Nonetheless, it is important that revelations continue - especially coming at this moment when torture scandals have exploded in Canada and Britain, and key military and political figures have had to resign in Germany. The populations in NATO countries need to be constantly reminded that what we are doing over there is dehumanizing and degrading the people of Afghanistan as part of a colonial project related to US dominated geo-politics. And to read the accounts of two boys tortured at a secret "black jail" at Bagram Air Base - where even the Red Cross has been denied access - there can be no doubt that it is about dehumanization. Rashid, a 15-year old woodcutter from Khost Province described his stay in an interview with the Washington Post:

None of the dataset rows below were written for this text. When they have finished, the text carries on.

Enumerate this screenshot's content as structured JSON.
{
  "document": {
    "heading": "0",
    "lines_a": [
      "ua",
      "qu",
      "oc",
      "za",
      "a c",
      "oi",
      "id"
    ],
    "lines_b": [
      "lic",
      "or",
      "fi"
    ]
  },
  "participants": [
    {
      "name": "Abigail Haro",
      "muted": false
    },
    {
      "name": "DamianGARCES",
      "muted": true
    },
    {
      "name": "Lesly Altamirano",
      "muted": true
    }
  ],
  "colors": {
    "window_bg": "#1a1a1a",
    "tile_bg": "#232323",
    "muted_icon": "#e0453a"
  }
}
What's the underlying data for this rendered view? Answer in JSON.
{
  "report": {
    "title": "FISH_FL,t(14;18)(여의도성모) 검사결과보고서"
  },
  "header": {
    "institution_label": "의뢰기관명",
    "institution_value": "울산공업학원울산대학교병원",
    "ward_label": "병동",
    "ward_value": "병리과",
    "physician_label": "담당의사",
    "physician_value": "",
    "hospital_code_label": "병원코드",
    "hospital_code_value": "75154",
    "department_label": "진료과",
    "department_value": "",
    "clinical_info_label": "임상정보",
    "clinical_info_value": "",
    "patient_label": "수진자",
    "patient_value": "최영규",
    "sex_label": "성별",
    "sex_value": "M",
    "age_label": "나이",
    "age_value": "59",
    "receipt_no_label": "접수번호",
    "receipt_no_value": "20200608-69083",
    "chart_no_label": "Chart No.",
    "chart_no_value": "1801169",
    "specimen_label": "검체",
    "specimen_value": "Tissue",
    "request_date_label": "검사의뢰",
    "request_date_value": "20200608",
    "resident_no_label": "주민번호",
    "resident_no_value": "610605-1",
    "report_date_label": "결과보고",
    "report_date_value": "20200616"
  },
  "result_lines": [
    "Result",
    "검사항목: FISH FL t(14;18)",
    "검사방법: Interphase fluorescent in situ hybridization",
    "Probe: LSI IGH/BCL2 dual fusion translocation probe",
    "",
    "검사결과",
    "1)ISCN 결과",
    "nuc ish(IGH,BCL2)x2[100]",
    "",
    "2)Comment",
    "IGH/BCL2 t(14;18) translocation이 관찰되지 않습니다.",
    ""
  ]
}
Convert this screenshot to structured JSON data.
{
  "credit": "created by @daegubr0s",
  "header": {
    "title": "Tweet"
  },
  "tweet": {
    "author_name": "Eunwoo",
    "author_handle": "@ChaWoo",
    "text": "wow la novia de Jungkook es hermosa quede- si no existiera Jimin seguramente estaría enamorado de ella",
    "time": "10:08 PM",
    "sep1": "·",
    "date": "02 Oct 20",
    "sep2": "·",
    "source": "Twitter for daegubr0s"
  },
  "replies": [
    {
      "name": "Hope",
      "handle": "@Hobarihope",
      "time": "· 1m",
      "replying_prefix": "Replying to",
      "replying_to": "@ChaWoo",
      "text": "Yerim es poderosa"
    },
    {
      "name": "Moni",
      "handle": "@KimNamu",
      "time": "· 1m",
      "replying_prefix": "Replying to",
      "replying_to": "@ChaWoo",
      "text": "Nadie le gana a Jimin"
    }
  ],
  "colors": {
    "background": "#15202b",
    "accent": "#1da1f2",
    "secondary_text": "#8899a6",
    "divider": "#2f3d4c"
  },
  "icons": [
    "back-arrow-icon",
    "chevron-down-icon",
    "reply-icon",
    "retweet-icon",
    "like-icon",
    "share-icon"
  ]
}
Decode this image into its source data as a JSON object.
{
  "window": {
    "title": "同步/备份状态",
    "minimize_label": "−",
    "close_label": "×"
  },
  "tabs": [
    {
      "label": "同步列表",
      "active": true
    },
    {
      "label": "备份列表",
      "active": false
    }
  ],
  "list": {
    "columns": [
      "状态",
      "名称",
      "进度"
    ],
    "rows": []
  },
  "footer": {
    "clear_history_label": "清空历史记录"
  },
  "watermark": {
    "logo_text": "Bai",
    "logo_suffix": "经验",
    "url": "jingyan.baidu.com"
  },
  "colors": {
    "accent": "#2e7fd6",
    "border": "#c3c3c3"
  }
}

At the beginning of his detention, he was forced to strip naked and undergo a medical checkup in front of about a half-dozen American soldiers. He said that his Muslim upbringing made such a display humiliating and that the soldiers made it worse.
"They touched me all over my body. They took pictures, and they were laughing and laughing," he said. "They were doing everything."
He said he lived in a small concrete cell that was slightly longer than the length of his body. Food was tossed in a plastic bag through a slot in the metal door. Both teenagers said that when they tried to sleep, on the floor, their captors shouted at them and hammered on their cells.
When summoned for daily interrogations, Rashid said, he was made to wear a hood, handcuffs and ear coverings and was marched into the meeting room. He said he was punched by his interrogators while being prodded to admit ties to the Taliban; he denied such ties. During some sessions, he said, his interrogator forced him to look at pornographic movies and magazines while also showing him a photograph of his mother.
"I was just crying and crying. I was too young," Rashid said. "I didn't know what a prison looks like or what a prison is."In a follow-up article in the New York Times, other detainees of the black jail describe harsh treatment over extended periods, including not being allowed representation or to contact their families who spent small fortunes trying to find them. One former prisoner said that the US military released him after a year with a simple "sorry, we thought you were somebody else."
With treatment like this being widespread, whether through President Karzai's warlord government, or directly via the occupying countries, it doesn't take a rocket science to figure out why the insurgency is growing and spreading so that even once peaceful provinces, like Kunduz in the north, are now coming under the sway of the insurgency.
With Obama set to announce another 35,000 troops to be sent to Afghanistan this week, we should keep this in mind. US and NATO troops have not brought an ounce of liberation to this war-torn country. They have simply participated in brutality and in propping up a regime no less vicious - and probably more corrupt - than the Taliban before them.